GDPR or General Data Protection Regulation is a data privacy law set out by the European Union. The law was enforced on May 25th, 2018, to provide European citizens with more control over their personal data. This data privacy law was designed to make the regulatory environment simple, both for citizens and businesses.
Since data breaches are on the rise all across Europe, by this law, authorities have made it obligatory for organisations to ensure that they’re gathering personal data from their users/customers under strict conditions. Businesses that collect and manage personal data from online users are obliged to prevent that data from exploitation and misuse. Organisations that violate this law can face fines and notices as per the GDPR law.
Let’s take a look at the requirements to be GDPR compliant.
For every business owner or service provider that use personal data of customers for any purpose are required to have a definite term of consent. They shouldn’t confuse their users with complex language.
If a security breach happens, you have 72 hours to report about the same to your customers as well as data controllers. If you have a big organisation, you need to have a GDPR data controller. Failure to report the data breach within this timeframe will cause a hefty fine.
You should be able to provide your users with a complete, free electronic copy of the data you have gathered from them. If a user requests, you will also need to mention the various ways you’re using their information in the same report.
Your customer can request you to erase their data once the original purpose of the data has been realized.
The GDPR law gives users rights to their own data. They can get their data from you and decline that data in various environments outside of your company.
This section of GDPR needs businesses to implement the proper security protocols in place to ensure data safety. Failure to this might lead to a huge fine.
In some scenarios, your company might need to employ a DPO (data protection officer) depending on the size of your company and what level of personal data you collect. A few scenarios where you need to appoint a DPO include:

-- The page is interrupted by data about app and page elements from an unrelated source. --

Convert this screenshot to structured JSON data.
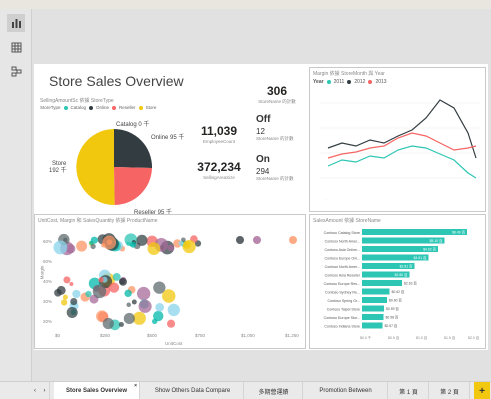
{
  "report": {
    "title": "Store Sales Overview",
    "colors": {
      "catalog": "#2dc6b4",
      "online": "#333d41",
      "reseller": "#f66463",
      "store": "#f2c80f",
      "accent": "#f2c80f"
    }
  },
  "pie": {
    "header": "SellingAmountSc 依據 StoreType",
    "legend_title": "StoreType",
    "legend": [
      "Catalog",
      "Online",
      "Reseller",
      "Store"
    ],
    "slices": [
      {
        "name": "Catalog",
        "label": "Catalog 0 千",
        "value": 0
      },
      {
        "name": "Online",
        "label": "Online 95 千",
        "value": 95
      },
      {
        "name": "Reseller",
        "label": "Reseller 95 千",
        "value": 95
      },
      {
        "name": "Store",
        "label": "Store",
        "sublabel": "192 千",
        "value": 192
      }
    ]
  },
  "kpis": [
    {
      "value": "306",
      "label": "StoreName 的計數"
    },
    {
      "value": "11,039",
      "label": "EmployeeCount"
    },
    {
      "value": "372,234",
      "label": "SellingAreaSize"
    }
  ],
  "status_cards": [
    {
      "title": "Off",
      "value": "12",
      "label": "StoreName 的計數"
    },
    {
      "title": "On",
      "value": "294",
      "label": "StoreName 的計數"
    }
  ],
  "line_chart": {
    "header": "Margin 依據 StoreMonth 與 Year",
    "legend_title": "Year",
    "series_names": [
      "2011",
      "2012",
      "2013"
    ]
  },
  "scatter": {
    "header": "UnitCost, Margin 和 SalesQuantity 依據 ProductName",
    "y_ticks": [
      "60%",
      "50%",
      "40%",
      "30%",
      "20%"
    ],
    "x_ticks": [
      "$0",
      "$250",
      "$500",
      "$750",
      "$1,000",
      "$1,250"
    ],
    "y_label": "Margin",
    "x_label": "UnitCost"
  },
  "bar_chart": {
    "header": "SalesAmount 依據 StoreName",
    "x_ticks": [
      "$0.0 千",
      "$0.5 百",
      "$1.0 百",
      "$1.5 百",
      "$2.0 百"
    ],
    "chart_data": {
      "type": "bar",
      "title": "SalesAmount 依據 StoreName",
      "categories": [
        "Contoso Catalog Store",
        "Contoso North Amer...",
        "Contoso Asia Online...",
        "Contoso Europe Onl...",
        "Contoso North Amer...",
        "Contoso Asia Reseller",
        "Contoso Europe Res...",
        "Contoso Sydney Re...",
        "Contoso Spring Gr...",
        "Contoso Taipei Store",
        "Contoso Europe Stor...",
        "Contoso Indiana Store"
      ],
      "values": [
        2.1,
        1.65,
        1.52,
        1.33,
        1.05,
        0.95,
        0.8,
        0.55,
        0.5,
        0.44,
        0.43,
        0.41
      ],
      "value_labels": [
        "$6.49 百",
        "$5.10 百",
        "$4.62 百",
        "$4.51 百",
        "$2.81 百",
        "$2.80 百",
        "$2.63 百",
        "$0.62 百",
        "$0.60 百",
        "$0.59 百",
        "$0.58 百",
        "$0.57 百"
      ]
    }
  },
  "tabs": [
    "Store Sales Overview",
    "Show Others Data Compare",
    "多期營運績",
    "Promotion Between",
    "第 1 頁",
    "第 2 頁"
  ],
  "tab_add": "+"
}
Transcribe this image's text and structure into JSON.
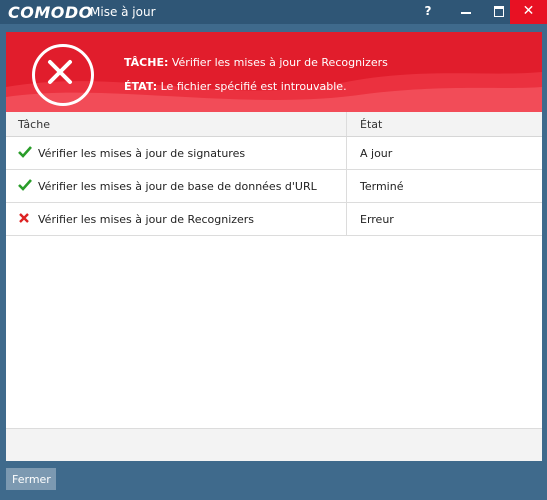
{
  "window": {
    "brand": "COMODO",
    "title": "Mise à jour",
    "help_label": "?",
    "close_label": "✕"
  },
  "banner": {
    "task_label": "TÂCHE:",
    "task_value": " Vérifier les mises à jour de Recognizers",
    "state_label": "ÉTAT:",
    "state_value": " Le fichier spécifié est introuvable."
  },
  "table": {
    "headers": {
      "task": "Tâche",
      "state": "État"
    },
    "rows": [
      {
        "status_icon": "check-icon",
        "task": "Vérifier les mises à jour de signatures",
        "state": "A jour"
      },
      {
        "status_icon": "check-icon",
        "task": "Vérifier les mises à jour de base de données d'URL",
        "state": "Terminé"
      },
      {
        "status_icon": "x-icon",
        "task": "Vérifier les mises à jour de Recognizers",
        "state": "Erreur"
      }
    ]
  },
  "footer": {
    "close_button": "Fermer"
  },
  "colors": {
    "accent_red": "#e11d2c",
    "title_bar": "#2f5676",
    "success": "#2a9d2a",
    "error": "#d22"
  }
}
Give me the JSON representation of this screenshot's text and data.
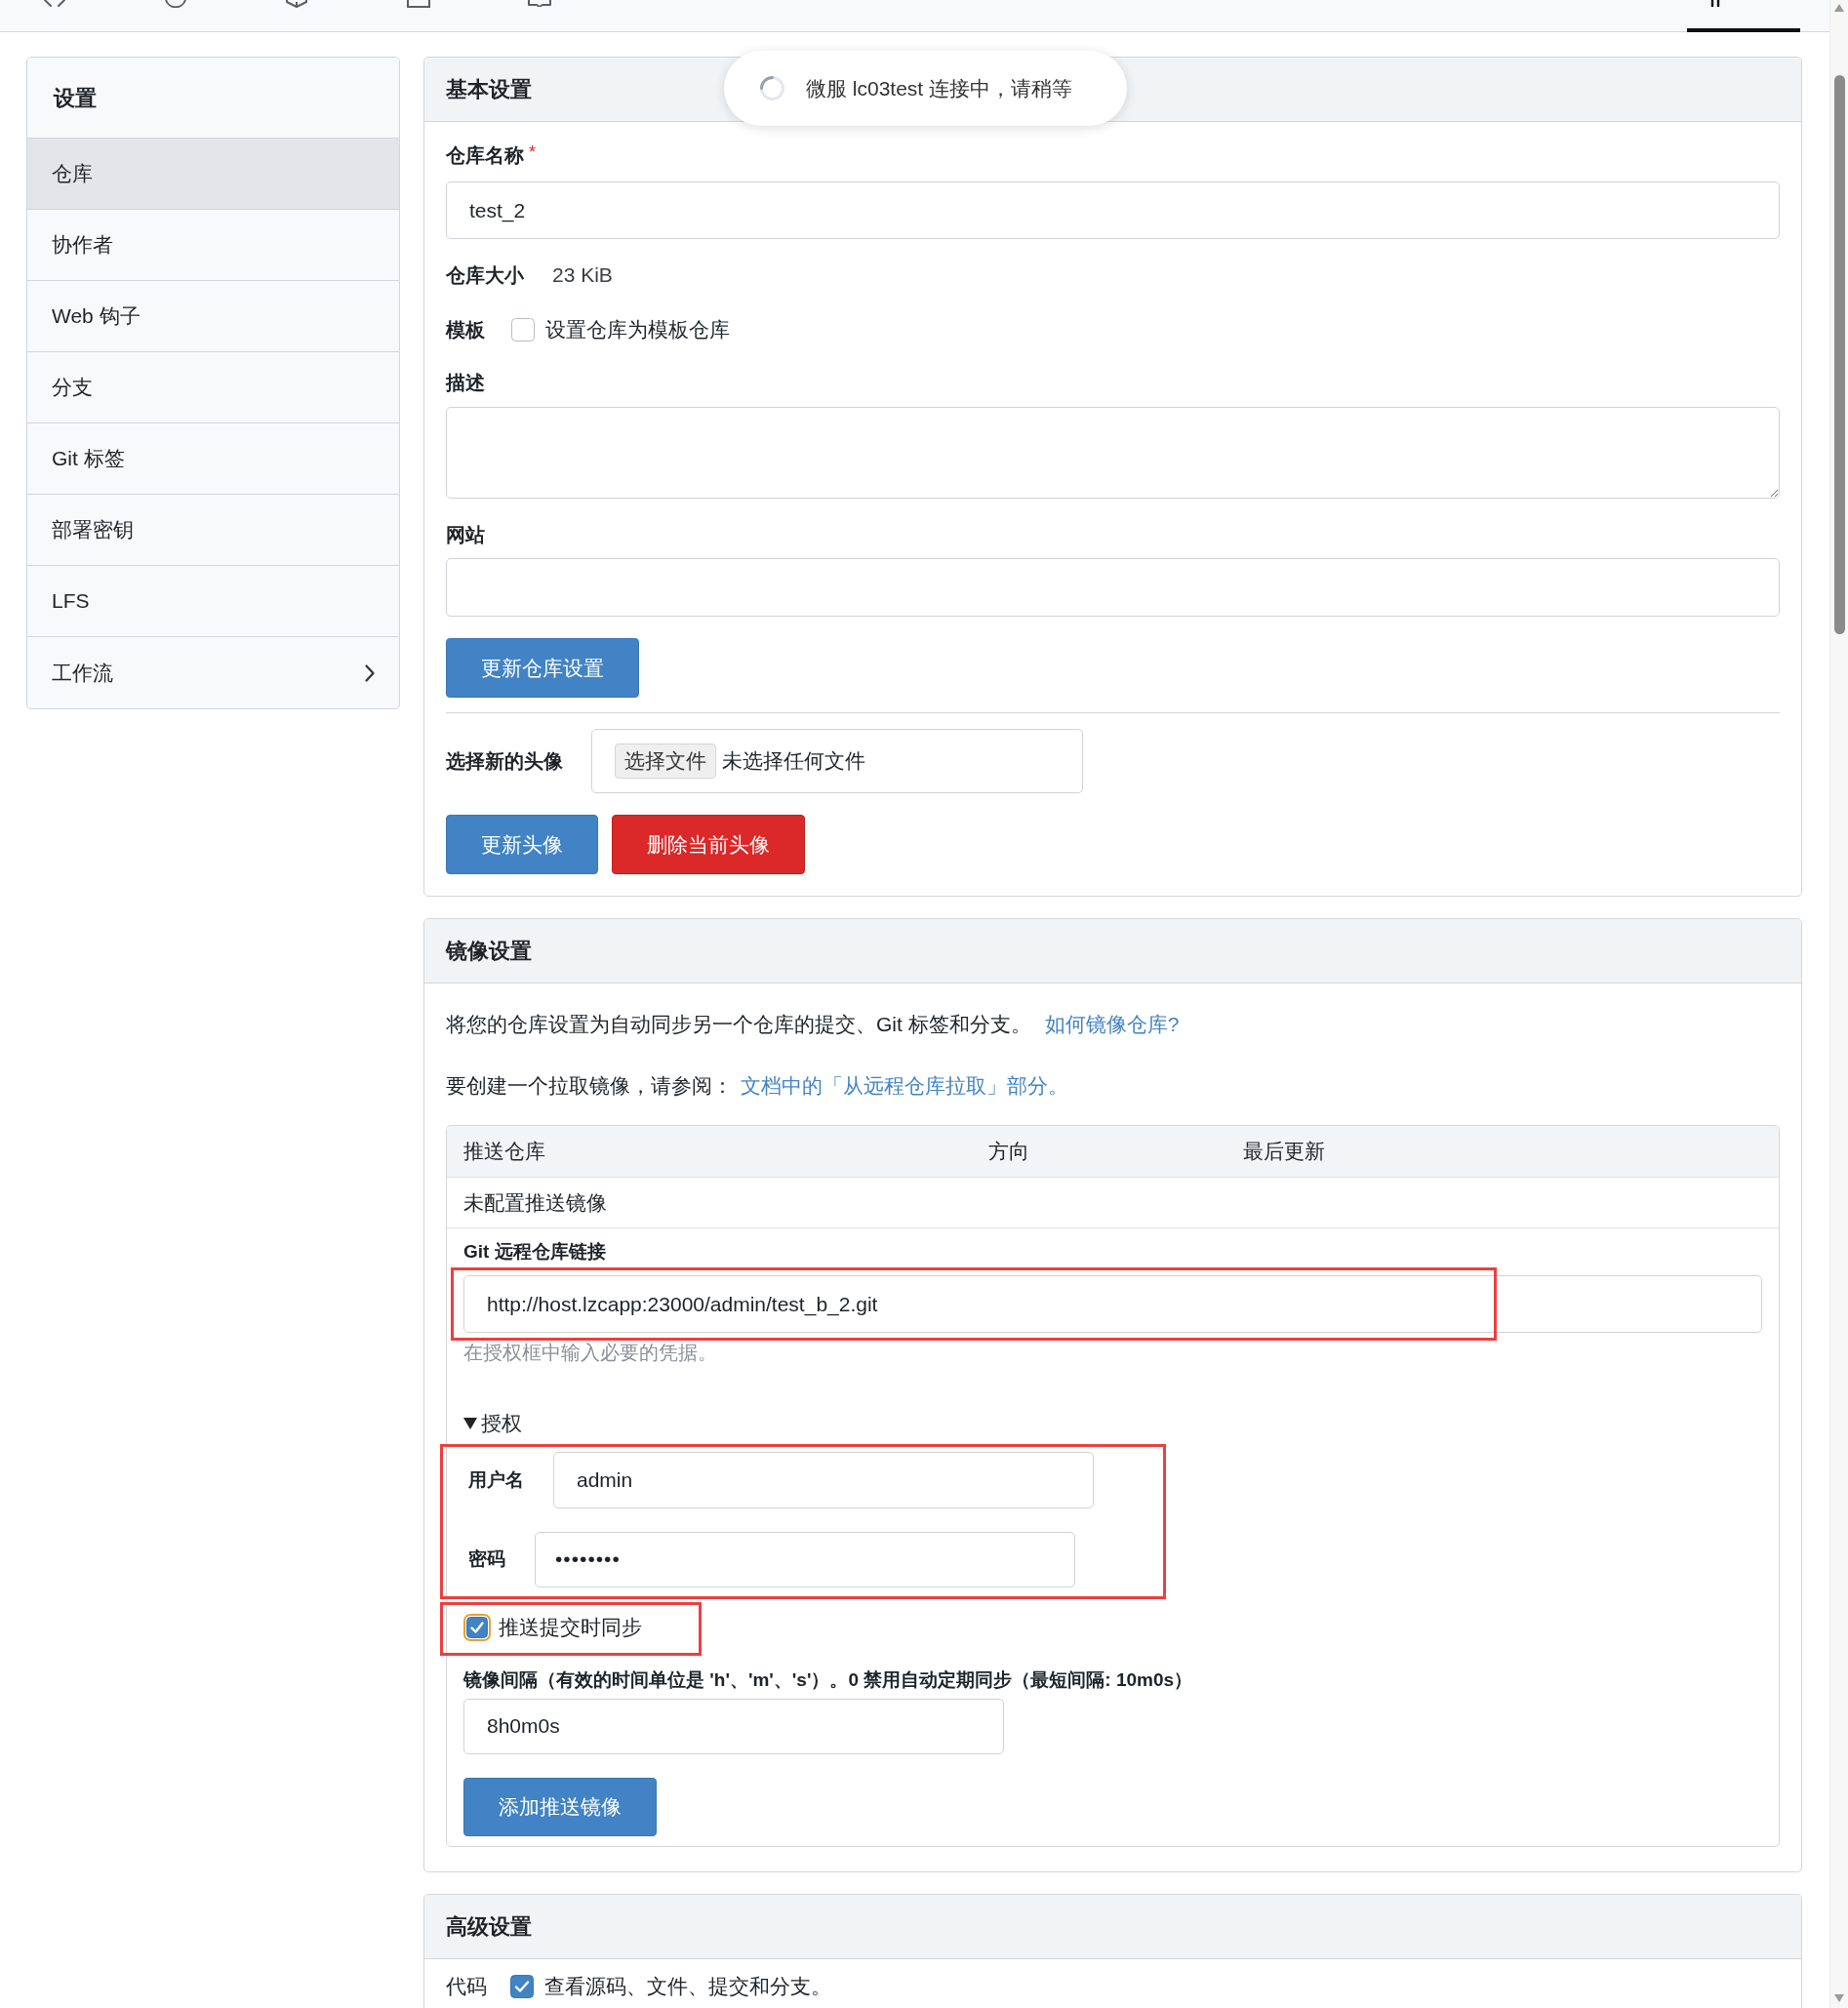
{
  "top_nav": {
    "tabs": [
      {
        "selected": false
      },
      {
        "selected": false
      },
      {
        "selected": false
      },
      {
        "selected": false
      },
      {
        "selected": false
      },
      {
        "selected": true
      }
    ]
  },
  "toast": {
    "text": "微服 lc03test 连接中，请稍等"
  },
  "sidebar": {
    "title": "设置",
    "items": [
      {
        "label": "仓库",
        "selected": true,
        "has_submenu": false
      },
      {
        "label": "协作者",
        "selected": false,
        "has_submenu": false
      },
      {
        "label": "Web 钩子",
        "selected": false,
        "has_submenu": false
      },
      {
        "label": "分支",
        "selected": false,
        "has_submenu": false
      },
      {
        "label": "Git 标签",
        "selected": false,
        "has_submenu": false
      },
      {
        "label": "部署密钥",
        "selected": false,
        "has_submenu": false
      },
      {
        "label": "LFS",
        "selected": false,
        "has_submenu": false
      },
      {
        "label": "工作流",
        "selected": false,
        "has_submenu": true
      }
    ]
  },
  "basic_settings": {
    "title": "基本设置",
    "repo_name": {
      "label": "仓库名称",
      "required_mark": "*",
      "value": "test_2"
    },
    "repo_size": {
      "label": "仓库大小",
      "value": "23 KiB"
    },
    "template": {
      "label": "模板",
      "option": "设置仓库为模板仓库",
      "checked": false
    },
    "description": {
      "label": "描述"
    },
    "website": {
      "label": "网站"
    },
    "update_button": "更新仓库设置",
    "avatar": {
      "label": "选择新的头像",
      "file_button": "选择文件",
      "file_status": "未选择任何文件"
    },
    "avatar_buttons": [
      {
        "label": "更新头像",
        "kind": "primary"
      },
      {
        "label": "删除当前头像",
        "kind": "danger"
      }
    ]
  },
  "mirror_settings": {
    "title": "镜像设置",
    "intro": {
      "text": "将您的仓库设置为自动同步另一个仓库的提交、Git 标签和分支。",
      "link": "如何镜像仓库?"
    },
    "pull_note": {
      "text": "要创建一个拉取镜像，请参阅：",
      "link": "文档中的「从远程仓库拉取」部分。"
    },
    "table": {
      "columns": [
        "推送仓库",
        "方向",
        "最后更新"
      ],
      "empty_text": "未配置推送镜像"
    },
    "remote": {
      "label": "Git 远程仓库链接",
      "value": "http://host.lzcapp:23000/admin/test_b_2.git",
      "help": "在授权框中输入必要的凭据。",
      "highlighted": true
    },
    "auth": {
      "summary": "授权",
      "expanded": true,
      "highlighted": true,
      "username_label": "用户名",
      "username": "admin",
      "password_label": "密码",
      "password": "••••••••"
    },
    "sync_on_commit": {
      "label": "推送提交时同步",
      "checked": true,
      "focused": true,
      "highlighted": true
    },
    "interval": {
      "label": "镜像间隔（有效的时间单位是 'h'、'm'、's'）。0 禁用自动定期同步（最短间隔: 10m0s）",
      "value": "8h0m0s"
    },
    "submit_button": "添加推送镜像"
  },
  "advanced_settings": {
    "title": "高级设置",
    "units": [
      {
        "label": "代码",
        "checked": true,
        "description": "查看源码、文件、提交和分支。"
      }
    ]
  }
}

As we mentioned above, failure to comply with GDPR can lead to hefty fines. The fine can range from €20million up to 4% of the offending company’s yearly revenue – whichever is greater. Since it’s a huge fine, you must ensure that your business complies with GDPR.
If you don’t want the burden of data protection compliance or don’t have the internal staff to manage it, you may outsource your GDPR compliance process. We hope this post gives you adequate knowledge on the GDPR.